#### [WHAT YOU NEED TO DO]
Each line with the string "back" is to be copied from the records below.
--------------------
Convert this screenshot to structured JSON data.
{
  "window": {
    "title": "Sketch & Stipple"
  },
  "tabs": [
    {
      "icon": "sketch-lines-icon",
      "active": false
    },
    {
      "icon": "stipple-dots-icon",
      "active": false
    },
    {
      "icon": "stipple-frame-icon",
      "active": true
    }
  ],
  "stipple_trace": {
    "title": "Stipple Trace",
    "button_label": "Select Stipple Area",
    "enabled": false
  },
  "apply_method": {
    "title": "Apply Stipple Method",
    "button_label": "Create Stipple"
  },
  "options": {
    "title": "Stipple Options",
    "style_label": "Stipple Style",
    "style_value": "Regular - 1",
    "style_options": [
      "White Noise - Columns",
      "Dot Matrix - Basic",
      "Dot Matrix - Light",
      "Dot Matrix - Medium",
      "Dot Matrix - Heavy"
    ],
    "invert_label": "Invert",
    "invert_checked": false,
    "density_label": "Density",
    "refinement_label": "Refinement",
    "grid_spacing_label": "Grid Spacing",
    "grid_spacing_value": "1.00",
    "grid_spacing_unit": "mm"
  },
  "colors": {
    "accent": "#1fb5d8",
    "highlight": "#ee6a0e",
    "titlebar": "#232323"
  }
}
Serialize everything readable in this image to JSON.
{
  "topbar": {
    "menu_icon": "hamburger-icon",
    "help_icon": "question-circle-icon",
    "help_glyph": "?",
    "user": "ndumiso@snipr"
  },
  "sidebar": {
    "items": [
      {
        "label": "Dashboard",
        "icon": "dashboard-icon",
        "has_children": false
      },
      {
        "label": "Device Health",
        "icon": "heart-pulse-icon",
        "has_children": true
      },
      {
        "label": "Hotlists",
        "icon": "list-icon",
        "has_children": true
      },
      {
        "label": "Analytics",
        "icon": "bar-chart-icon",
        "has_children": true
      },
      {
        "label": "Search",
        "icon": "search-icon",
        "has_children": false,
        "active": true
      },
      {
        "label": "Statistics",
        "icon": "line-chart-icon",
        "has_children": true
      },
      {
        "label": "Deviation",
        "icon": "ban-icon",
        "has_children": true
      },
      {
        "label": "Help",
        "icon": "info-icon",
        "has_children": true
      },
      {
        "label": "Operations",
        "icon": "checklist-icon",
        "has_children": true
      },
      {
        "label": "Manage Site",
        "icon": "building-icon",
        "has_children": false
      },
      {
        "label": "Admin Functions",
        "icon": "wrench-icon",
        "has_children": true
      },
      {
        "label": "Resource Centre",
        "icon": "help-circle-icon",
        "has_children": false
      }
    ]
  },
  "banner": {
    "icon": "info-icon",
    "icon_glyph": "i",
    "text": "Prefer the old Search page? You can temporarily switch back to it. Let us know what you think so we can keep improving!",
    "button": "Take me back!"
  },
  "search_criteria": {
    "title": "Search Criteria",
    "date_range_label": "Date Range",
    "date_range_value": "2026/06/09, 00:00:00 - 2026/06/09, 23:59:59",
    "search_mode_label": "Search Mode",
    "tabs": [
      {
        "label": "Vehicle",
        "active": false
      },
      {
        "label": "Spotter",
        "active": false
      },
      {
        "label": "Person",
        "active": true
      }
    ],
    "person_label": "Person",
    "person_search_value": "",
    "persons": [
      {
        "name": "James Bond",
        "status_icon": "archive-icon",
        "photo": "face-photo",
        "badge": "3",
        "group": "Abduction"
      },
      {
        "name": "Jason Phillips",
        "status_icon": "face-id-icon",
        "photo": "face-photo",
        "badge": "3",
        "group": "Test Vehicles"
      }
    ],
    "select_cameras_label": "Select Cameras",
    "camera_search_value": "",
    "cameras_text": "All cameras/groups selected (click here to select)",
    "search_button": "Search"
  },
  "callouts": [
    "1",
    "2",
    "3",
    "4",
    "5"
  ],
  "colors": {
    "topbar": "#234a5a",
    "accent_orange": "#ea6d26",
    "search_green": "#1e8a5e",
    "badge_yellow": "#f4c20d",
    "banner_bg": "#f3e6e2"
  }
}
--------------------
#### [RESPONSE BELOW]
    "text": "Prefer the old Search page? You can temporarily switch back to it. Let us know what you think so we can keep improving!",
    "button": "Take me back!"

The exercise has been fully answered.